Lutfi MF. The physiological basis and clinical significance of lung volume measurements.Multidisciplinary Respiratory Medicine, 2017; 12: 3

Ruppel GL. What Is the Clinical Value of Lung Volumes? Respiratory care, 2012;57(1):126–35.

References

  1. Maiolo C, Mohamed EI, Carbonelli MG.Body composition and respiratory function. Acta Diabetologica, 2003; 40 Suppl 1(1):S32-8 · DOI: 10.1007/s00592-003-0023-0 
  2. Guyton C, Hall, E. Test book of medical physiology. Elsevier Inc. Philadelphia, Pennsylvania. 2006; p.475-477.
  3. 3.0 3.1 3.2 3.3 Hough, A. Physiotherapy in Respiratory Care; An evidence-based approach to respiratory and cardiac management. 3rd eds.
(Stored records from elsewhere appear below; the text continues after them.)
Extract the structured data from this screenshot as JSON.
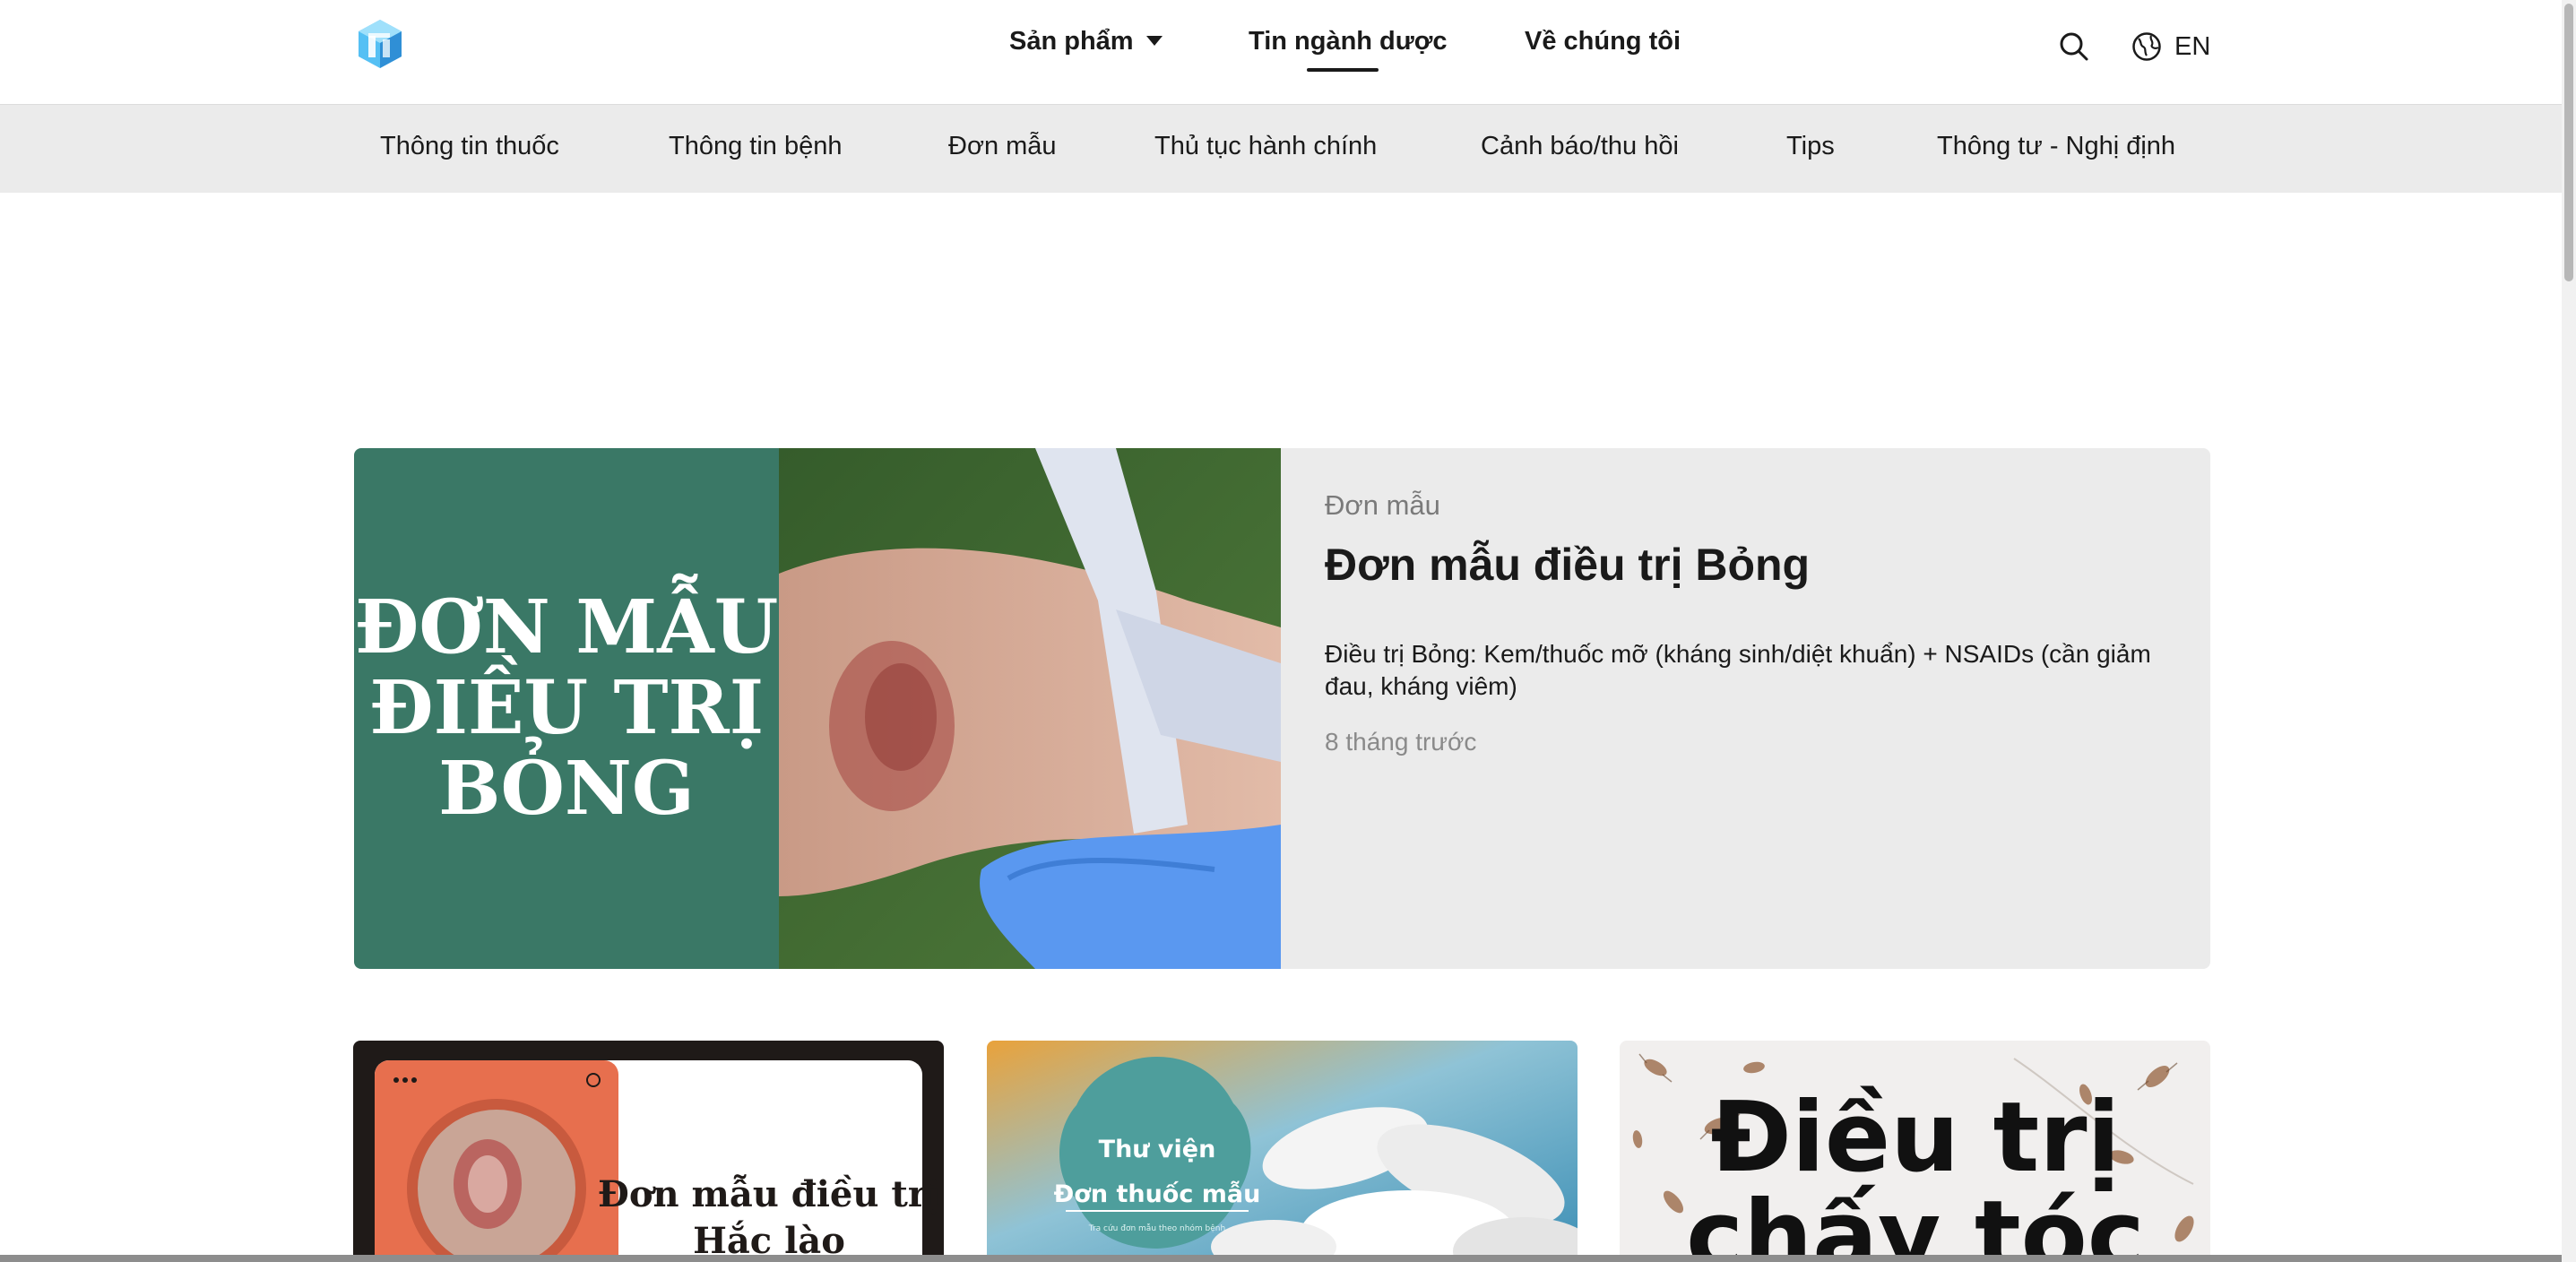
{
  "header": {
    "nav": [
      {
        "label": "Sản phẩm",
        "has_dropdown": true
      },
      {
        "label": "Tin ngành dược",
        "active": true
      },
      {
        "label": "Về chúng tôi"
      }
    ],
    "lang_label": "EN",
    "icons": {
      "logo": "brand-cube-logo",
      "search": "search-icon",
      "lang": "globe-icon"
    }
  },
  "subnav": {
    "items": [
      {
        "label": "Thông tin thuốc"
      },
      {
        "label": "Thông tin bệnh"
      },
      {
        "label": "Đơn mẫu"
      },
      {
        "label": "Thủ tục hành chính"
      },
      {
        "label": "Cảnh báo/thu hồi"
      },
      {
        "label": "Tips"
      },
      {
        "label": "Thông tư - Nghị định"
      }
    ]
  },
  "featured": {
    "image_text": [
      "ĐƠN MẪU",
      "ĐIỀU TRỊ",
      "BỎNG"
    ],
    "category": "Đơn mẫu",
    "title": "Đơn mẫu điều trị Bỏng",
    "description": "Điều trị Bỏng: Kem/thuốc mỡ (kháng sinh/diệt khuẩn) + NSAIDs (cần giảm đau, kháng viêm)",
    "time": "8 tháng trước"
  },
  "cards": [
    {
      "image_text": [
        "Đơn mẫu điều trị",
        "Hắc lào"
      ]
    },
    {
      "image_text": [
        "Thư viện",
        "Đơn thuốc mẫu",
        "Tra cứu đơn mẫu theo nhóm bệnh"
      ]
    },
    {
      "image_text": [
        "Điều trị",
        "chấy tóc"
      ]
    }
  ],
  "colors": {
    "accent": "#1a1a1a",
    "subnav_bg": "#ebebeb",
    "feature_bg": "#ebebeb",
    "feature_green": "#3a7866",
    "logo_blue": "#4ab3ee"
  }
}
United Kingdom: Nelson Thomes Ltd, 2001 p.69
  4. Luce JM, Pierson DJ, Tyler MT. Intensive Respiratory Care, W. B. Saunders, Philadelphia, PA.p.21
  5. Wilde M, Nair S, Madden B. Pulmonary function tests-a review. Care of the Critical  ill. 2007; Dec 23(6):173-7.
  6. 6.0 6.1 Ranu H, Wilde, M, Madden B. Pulmonary Function Test. Ulster Medical Journal, 2011; 80(2): 84–90. PMC3229853
  7. 7.0 7.1 Pryor JA, Webber BA. Eds. Physiotherapy for Respiratory and Cardiac problems. 2ndedition. Churchill Livingstone, London. 1998; p53-54
  8. Pryor JA, Webber BA. Eds. Physiotherapy for Respiratory and Cardiac problems. 2ndedition. Churchill Livingstone, London. 1998; p52-63
  9. Pellegrino R, Viegi G, Enright P, et al. Interpretative strategies for lung function testing. Eur Respir J 2005; (In press).